Today’s post was written by National Archives volunteer Paul Richter. It is part of a series tracing the development of the Constitution in honor of the 225th anniversary of this document on September 17, 2012. In the earliest days of the Constitutional Convention, the delegates agreed their proceedings would be secret. As the convention drew [...]
In honor of the 225th anniversary of the Constitution, we challenged citizens on Twitter to take the Preamble of the Constitution and distill its meaning into a twitter-sized bite. The Archivist of the United States chose the winner on the Constitution Day. Congratulations to Jean Huets, who will receive a pocket-sized Constitution from the Foundation [...]
Imagine a time before computers and the safety net of spellcheck and auto-correct. Imagine you are about to write by hand (or “engross”) the document that will set out the fundamentals of governing a new nation. And you have less than 48 hours to do it. The Constitution (plus its “fifth page” were written by [...]

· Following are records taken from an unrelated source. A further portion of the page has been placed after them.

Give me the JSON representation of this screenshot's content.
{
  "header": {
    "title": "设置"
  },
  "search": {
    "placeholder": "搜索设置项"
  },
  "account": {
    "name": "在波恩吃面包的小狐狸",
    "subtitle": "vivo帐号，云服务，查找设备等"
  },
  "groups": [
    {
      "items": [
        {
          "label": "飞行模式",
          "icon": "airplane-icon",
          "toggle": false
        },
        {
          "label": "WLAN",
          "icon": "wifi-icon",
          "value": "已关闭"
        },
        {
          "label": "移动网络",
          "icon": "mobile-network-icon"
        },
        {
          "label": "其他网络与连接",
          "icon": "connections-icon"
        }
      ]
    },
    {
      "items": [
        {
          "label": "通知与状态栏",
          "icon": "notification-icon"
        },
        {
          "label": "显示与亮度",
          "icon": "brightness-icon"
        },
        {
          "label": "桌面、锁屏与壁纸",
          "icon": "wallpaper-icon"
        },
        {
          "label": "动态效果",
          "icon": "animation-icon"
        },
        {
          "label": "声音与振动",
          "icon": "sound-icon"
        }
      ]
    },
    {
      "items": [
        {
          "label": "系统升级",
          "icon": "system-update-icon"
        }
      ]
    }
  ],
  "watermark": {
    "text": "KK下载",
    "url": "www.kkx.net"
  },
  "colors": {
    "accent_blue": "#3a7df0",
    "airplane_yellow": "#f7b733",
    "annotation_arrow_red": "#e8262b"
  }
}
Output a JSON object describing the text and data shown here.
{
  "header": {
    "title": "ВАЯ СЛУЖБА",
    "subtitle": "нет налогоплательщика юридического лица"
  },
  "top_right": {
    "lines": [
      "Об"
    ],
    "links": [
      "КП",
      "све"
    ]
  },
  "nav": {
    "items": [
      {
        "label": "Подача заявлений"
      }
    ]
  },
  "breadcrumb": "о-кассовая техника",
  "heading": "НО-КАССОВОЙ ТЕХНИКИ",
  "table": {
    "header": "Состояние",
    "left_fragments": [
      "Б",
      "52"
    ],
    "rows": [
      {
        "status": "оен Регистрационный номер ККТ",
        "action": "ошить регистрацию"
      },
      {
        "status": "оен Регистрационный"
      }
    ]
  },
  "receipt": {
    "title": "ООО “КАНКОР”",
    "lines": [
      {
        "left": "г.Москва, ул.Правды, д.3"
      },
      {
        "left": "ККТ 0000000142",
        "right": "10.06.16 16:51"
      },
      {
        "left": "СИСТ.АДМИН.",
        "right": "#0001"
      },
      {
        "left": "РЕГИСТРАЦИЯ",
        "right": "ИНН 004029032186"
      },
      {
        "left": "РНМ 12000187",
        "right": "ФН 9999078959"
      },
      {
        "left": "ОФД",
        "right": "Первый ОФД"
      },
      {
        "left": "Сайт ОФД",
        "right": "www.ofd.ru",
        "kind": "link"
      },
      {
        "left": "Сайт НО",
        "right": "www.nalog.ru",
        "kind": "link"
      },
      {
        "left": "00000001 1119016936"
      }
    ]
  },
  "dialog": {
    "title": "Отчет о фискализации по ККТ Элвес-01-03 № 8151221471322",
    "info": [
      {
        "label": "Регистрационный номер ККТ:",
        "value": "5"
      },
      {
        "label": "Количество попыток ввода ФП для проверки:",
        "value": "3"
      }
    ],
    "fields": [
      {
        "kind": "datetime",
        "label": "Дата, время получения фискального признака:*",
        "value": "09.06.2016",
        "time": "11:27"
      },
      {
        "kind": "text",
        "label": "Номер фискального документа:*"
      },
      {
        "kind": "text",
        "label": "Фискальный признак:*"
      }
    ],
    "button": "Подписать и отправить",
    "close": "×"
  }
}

Today’s Constitution 225 post was written by Jim Zeender, senior registrar in Exhibits at the National Archives. Imagine George Washington’s first day on the job as President of the United States on April 30, 1789. What what his role? How was he to act? What were his duties and powers? Who should advise [...]
Posted by Hilary on September 13, 2012, under - Constitution.
Tags: Alexander Hamilton, committee on Style, Constitution, Constitution 225, constitutional convention, george washington, guest post, Mount Vernon, Presidents
Five people worked together as the Committee of Style to polish and refine the 52-word Preamble, a paragraph that provided the reasons and purposes behind the creation of the Constitution. In fact, one of the greatest phrases of the Constitution comes from the Preamble: “We the People.” Could any other wording express the emotions and [...]